The application sought consent for two biomass units at Quarry Farm in Holywell Road, which operate by burning dried woodchips that are chipped on site, producing heat and electricity. Any excess of the latter, would be exported to the National Grid.
The plans had previously come before committee and were deferred, in order for an independent consultant to look into whether the output of electricity made the proposal a commercial venture, rather than a household scheme to heat buildings, and for the drying of grain, oats and woodchip.
Coun Michael King (Con) described the project as “a wolf in sheep’s clothing”, and said: “It is in my view a power station. It needs to be honest about what it is.”
The application was submitted after it came to the council’s attention in February 2014 that one of the biomass units had already been installed at the farm.

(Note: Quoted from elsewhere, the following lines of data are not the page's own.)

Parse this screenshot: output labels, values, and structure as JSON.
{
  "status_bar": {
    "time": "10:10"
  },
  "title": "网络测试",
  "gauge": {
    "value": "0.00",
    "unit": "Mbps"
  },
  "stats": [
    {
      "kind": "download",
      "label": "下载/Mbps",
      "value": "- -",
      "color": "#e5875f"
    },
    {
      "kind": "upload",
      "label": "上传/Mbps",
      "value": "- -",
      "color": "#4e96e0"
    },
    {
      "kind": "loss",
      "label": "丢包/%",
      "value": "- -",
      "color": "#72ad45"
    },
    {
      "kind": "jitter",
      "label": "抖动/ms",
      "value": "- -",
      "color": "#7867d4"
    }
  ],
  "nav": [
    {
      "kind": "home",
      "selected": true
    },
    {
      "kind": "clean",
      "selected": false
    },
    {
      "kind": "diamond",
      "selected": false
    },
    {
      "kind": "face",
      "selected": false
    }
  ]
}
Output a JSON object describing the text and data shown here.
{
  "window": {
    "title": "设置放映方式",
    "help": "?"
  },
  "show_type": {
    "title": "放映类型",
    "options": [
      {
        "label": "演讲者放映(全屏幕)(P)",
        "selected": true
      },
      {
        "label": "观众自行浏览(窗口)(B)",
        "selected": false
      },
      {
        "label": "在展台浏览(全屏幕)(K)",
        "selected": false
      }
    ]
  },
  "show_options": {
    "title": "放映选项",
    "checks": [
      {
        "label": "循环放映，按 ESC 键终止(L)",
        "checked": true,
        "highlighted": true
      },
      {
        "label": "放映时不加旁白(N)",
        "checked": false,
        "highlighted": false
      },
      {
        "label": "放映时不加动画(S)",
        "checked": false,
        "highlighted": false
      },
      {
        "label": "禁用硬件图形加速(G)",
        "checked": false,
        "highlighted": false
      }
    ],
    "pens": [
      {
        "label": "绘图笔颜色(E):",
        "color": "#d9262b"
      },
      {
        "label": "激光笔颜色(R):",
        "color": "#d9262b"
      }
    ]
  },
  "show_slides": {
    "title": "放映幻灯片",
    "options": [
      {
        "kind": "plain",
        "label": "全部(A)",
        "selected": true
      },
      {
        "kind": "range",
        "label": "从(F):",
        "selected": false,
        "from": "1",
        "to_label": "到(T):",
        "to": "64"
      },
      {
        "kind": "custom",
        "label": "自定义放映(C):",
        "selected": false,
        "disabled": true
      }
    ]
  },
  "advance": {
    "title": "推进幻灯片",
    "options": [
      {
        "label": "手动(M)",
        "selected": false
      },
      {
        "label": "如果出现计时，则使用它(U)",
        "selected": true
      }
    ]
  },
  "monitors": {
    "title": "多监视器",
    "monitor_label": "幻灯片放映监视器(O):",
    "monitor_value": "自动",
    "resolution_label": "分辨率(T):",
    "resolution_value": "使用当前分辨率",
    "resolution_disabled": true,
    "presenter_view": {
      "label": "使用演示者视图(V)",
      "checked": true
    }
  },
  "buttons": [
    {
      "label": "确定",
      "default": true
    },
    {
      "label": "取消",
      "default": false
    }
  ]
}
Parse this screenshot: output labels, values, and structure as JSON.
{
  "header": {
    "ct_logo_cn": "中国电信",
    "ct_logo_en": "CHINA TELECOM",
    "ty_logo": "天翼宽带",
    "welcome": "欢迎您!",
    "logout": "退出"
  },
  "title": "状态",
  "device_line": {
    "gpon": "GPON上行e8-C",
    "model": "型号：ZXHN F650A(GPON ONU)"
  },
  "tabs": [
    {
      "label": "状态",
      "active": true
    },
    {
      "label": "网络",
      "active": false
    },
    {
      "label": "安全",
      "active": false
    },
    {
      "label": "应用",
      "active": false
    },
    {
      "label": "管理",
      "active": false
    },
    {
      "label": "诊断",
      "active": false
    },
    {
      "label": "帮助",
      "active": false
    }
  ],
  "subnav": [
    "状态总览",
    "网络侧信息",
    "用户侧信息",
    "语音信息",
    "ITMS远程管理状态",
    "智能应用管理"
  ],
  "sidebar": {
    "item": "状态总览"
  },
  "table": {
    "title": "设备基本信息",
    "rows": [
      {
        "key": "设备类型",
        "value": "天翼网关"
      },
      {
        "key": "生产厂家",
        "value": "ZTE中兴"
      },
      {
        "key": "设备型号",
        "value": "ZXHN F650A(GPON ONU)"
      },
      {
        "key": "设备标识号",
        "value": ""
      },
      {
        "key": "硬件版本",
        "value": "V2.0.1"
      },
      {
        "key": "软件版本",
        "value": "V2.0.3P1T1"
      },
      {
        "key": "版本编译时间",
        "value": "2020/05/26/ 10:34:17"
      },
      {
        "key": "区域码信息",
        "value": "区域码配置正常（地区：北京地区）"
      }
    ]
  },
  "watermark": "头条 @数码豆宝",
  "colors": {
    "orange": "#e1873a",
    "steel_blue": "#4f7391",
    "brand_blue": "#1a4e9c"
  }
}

Chairman of the committee, Martin Wilkins (Con), said: “I am really disappointed with this application and the way it has come through to us.”
Fourteen members of the committee voted to refuse planning permission, with one abstention.